Galindez says that by opening this space, he and his team of farmers can cultivate healthy relationships between all walks of life within the community.

“We have our Black and Brown brothers and sisters come into the space and to just take a second and relax, take a second and breathe,” Galindez said.

An Aurora University report found that urban farms in Baltimore enabled gardeners to build trusting relationships with their neighbors. Meanwhile, in Ohio, empty lots that were transformed into community green spaces have proven to reduce crime rates.

Mudtown follows a similar path in which members of the community have a say on what they believe the community needs.

“We’re trying to get input from the community on what they want to grow, so that we can grow,” Post said. “But they want to eat, so that we can grow it and have this collaborative process to one, supplement people’s diets, and also give them a place where they can just experience the tranquility of natural space.”
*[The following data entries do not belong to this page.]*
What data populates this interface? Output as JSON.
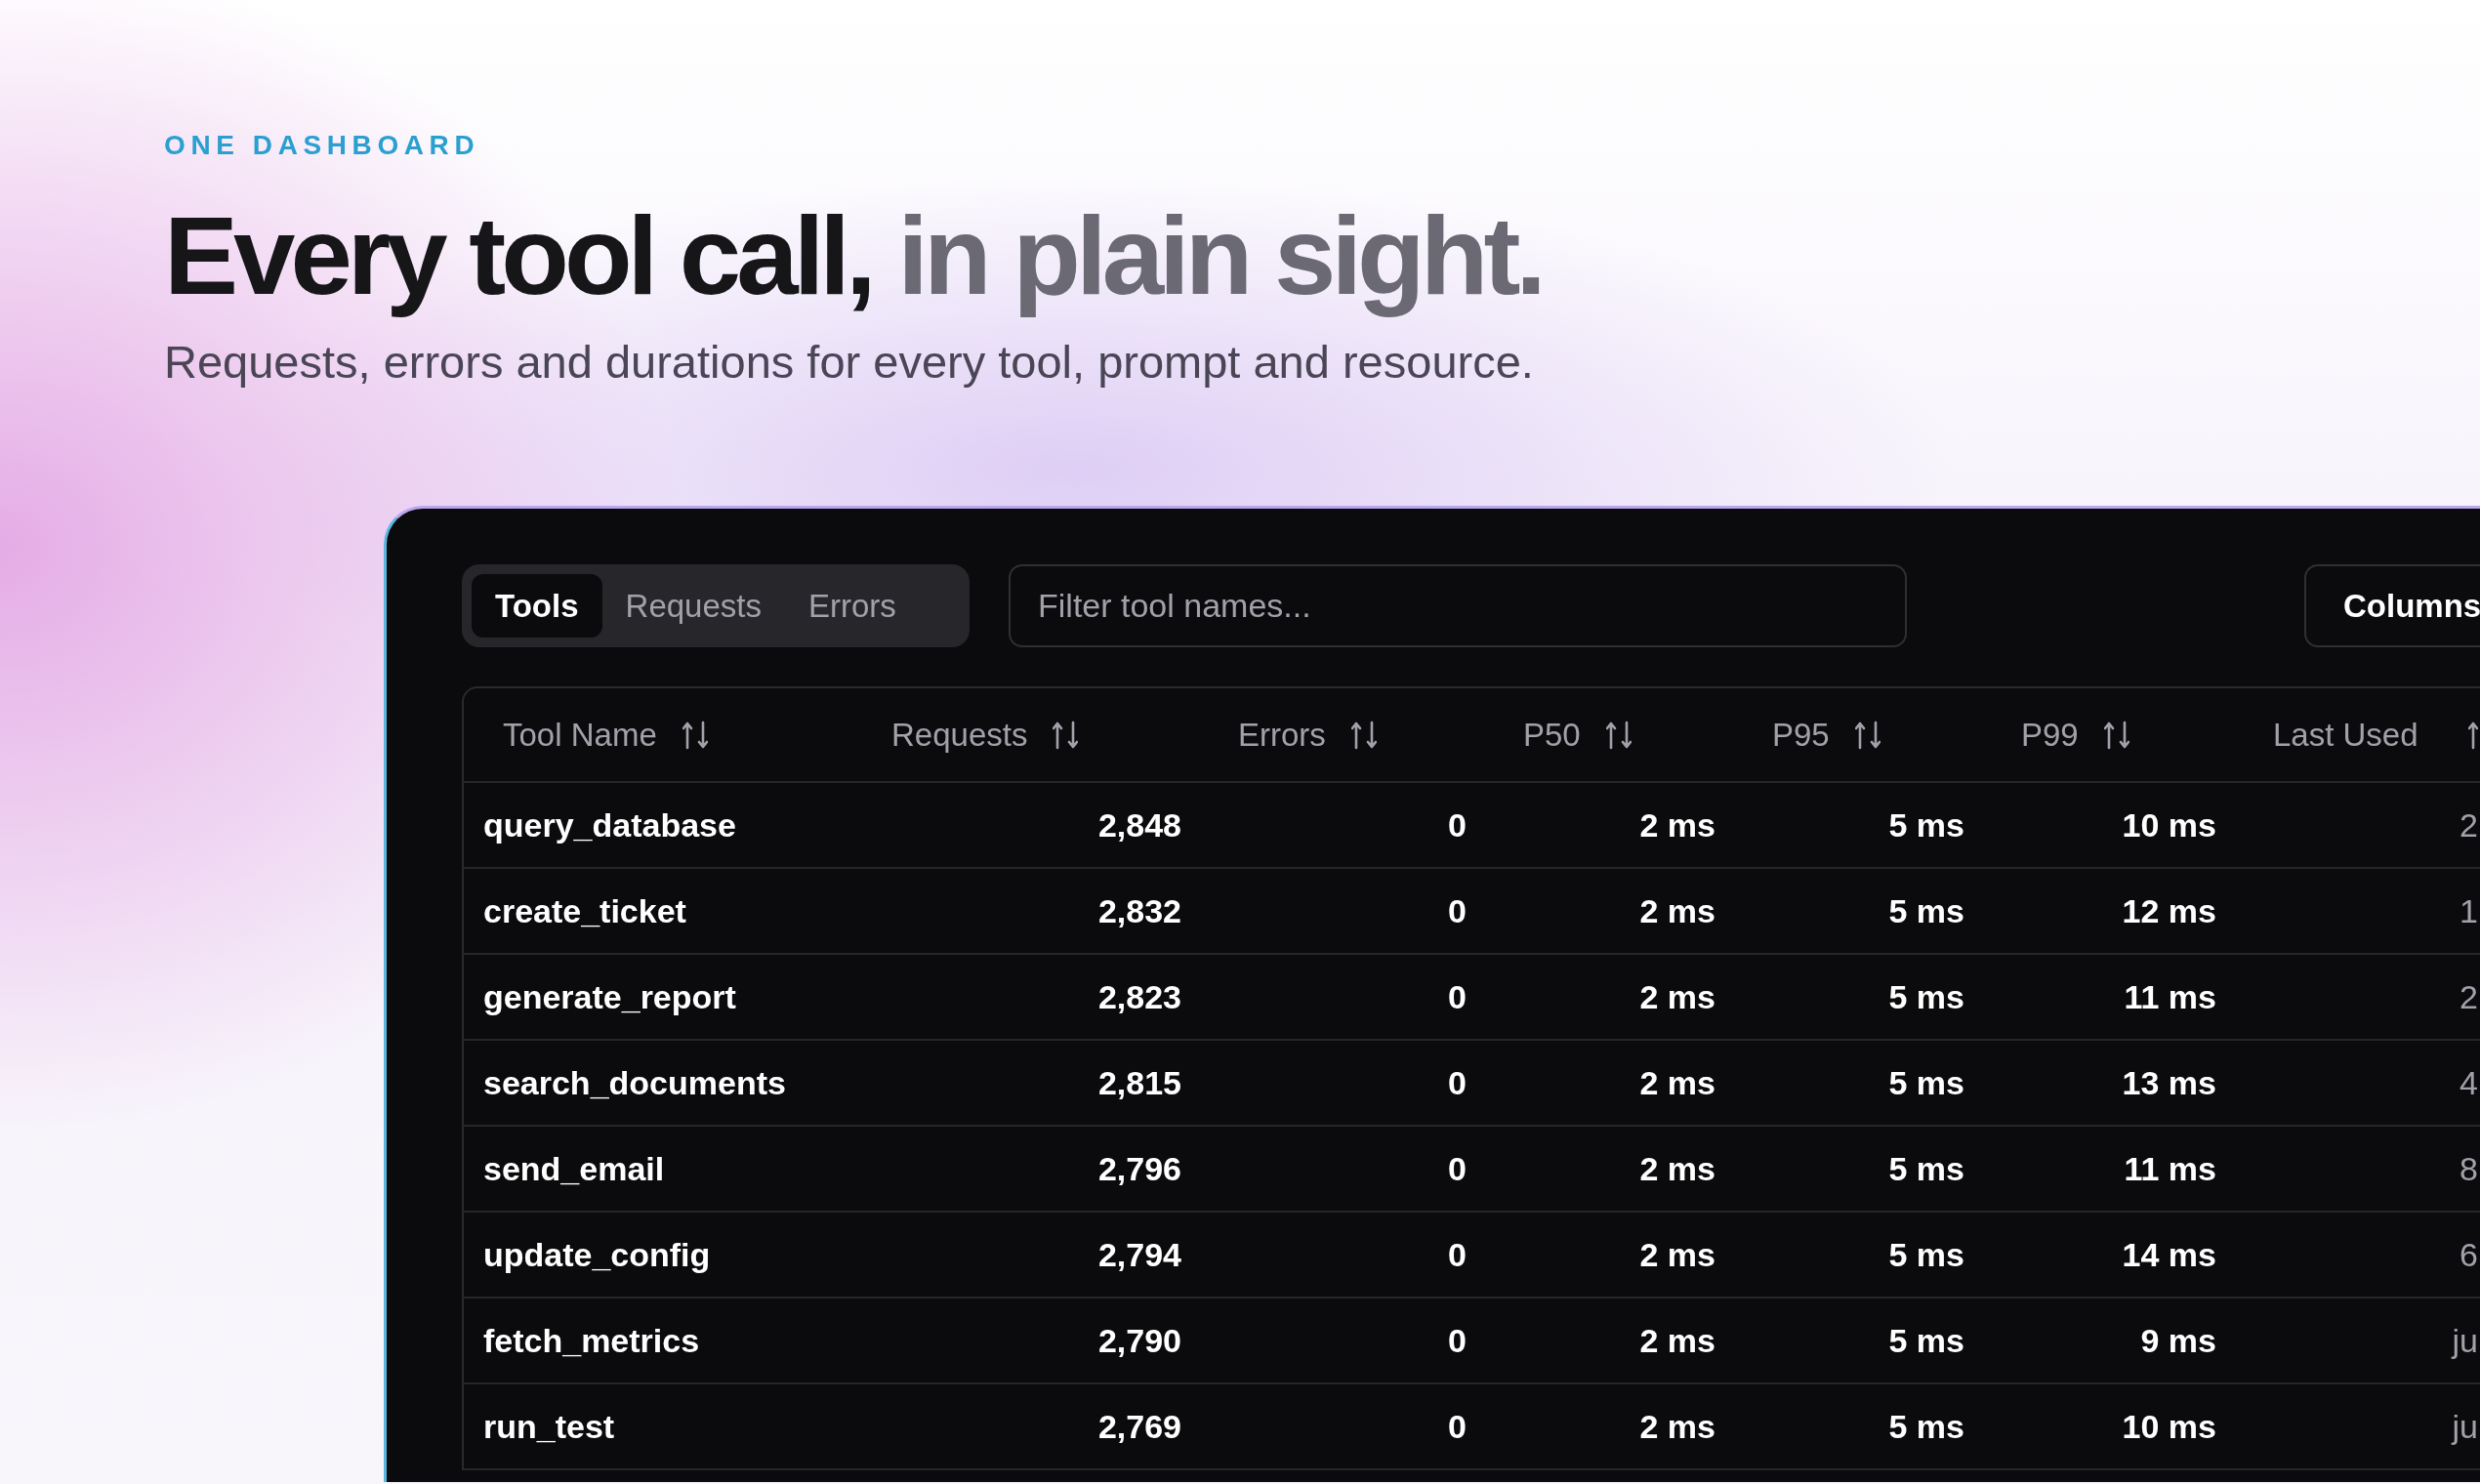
{
  "eyebrow": "ONE DASHBOARD",
  "headline": {
    "lead": "Every tool call,",
    "accent": "in plain sight."
  },
  "subtitle": "Requests, errors and durations for every tool, prompt and resource.",
  "tabs": [
    {
      "label": "Tools",
      "selected": true
    },
    {
      "label": "Requests",
      "selected": false
    },
    {
      "label": "Errors",
      "selected": false
    }
  ],
  "filter": {
    "placeholder": "Filter tool names..."
  },
  "columns_button": "Columns",
  "table": {
    "columns": [
      "Tool Name",
      "Requests",
      "Errors",
      "P50",
      "P95",
      "P99",
      "Last Used"
    ],
    "rows": [
      [
        "query_database",
        "2,848",
        "0",
        "2 ms",
        "5 ms",
        "10 ms",
        "2"
      ],
      [
        "create_ticket",
        "2,832",
        "0",
        "2 ms",
        "5 ms",
        "12 ms",
        "1"
      ],
      [
        "generate_report",
        "2,823",
        "0",
        "2 ms",
        "5 ms",
        "11 ms",
        "2"
      ],
      [
        "search_documents",
        "2,815",
        "0",
        "2 ms",
        "5 ms",
        "13 ms",
        "4"
      ],
      [
        "send_email",
        "2,796",
        "0",
        "2 ms",
        "5 ms",
        "11 ms",
        "8"
      ],
      [
        "update_config",
        "2,794",
        "0",
        "2 ms",
        "5 ms",
        "14 ms",
        "6"
      ],
      [
        "fetch_metrics",
        "2,790",
        "0",
        "2 ms",
        "5 ms",
        "9 ms",
        "ju"
      ],
      [
        "run_test",
        "2,769",
        "0",
        "2 ms",
        "5 ms",
        "10 ms",
        "ju"
      ]
    ]
  }
}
Post says that Mudtown Farms isn’t in Watts to replicate our idea of nature; it’s a contrived representation of nature. “You’re never going to find pristine nature anywhere anyways,” she said.

Instead, it’s about giving the community a second chance to define itself and what it could be, rather than the decades media coverage of gang violence, poverty and 1992 Los Angeles uprising.

Galindez rejects the idea that a college degree is the only way to streamline the practice of sustainable farming within low-income communities. Instead, the power to change a community for the better exists within the individual.

“The difference between a gardener and a farmer is that a gardener grows food for himself,” Galindez said. “A farmer grows food for other people. So as soon as you start growing food for somebody, you’re a farmer.”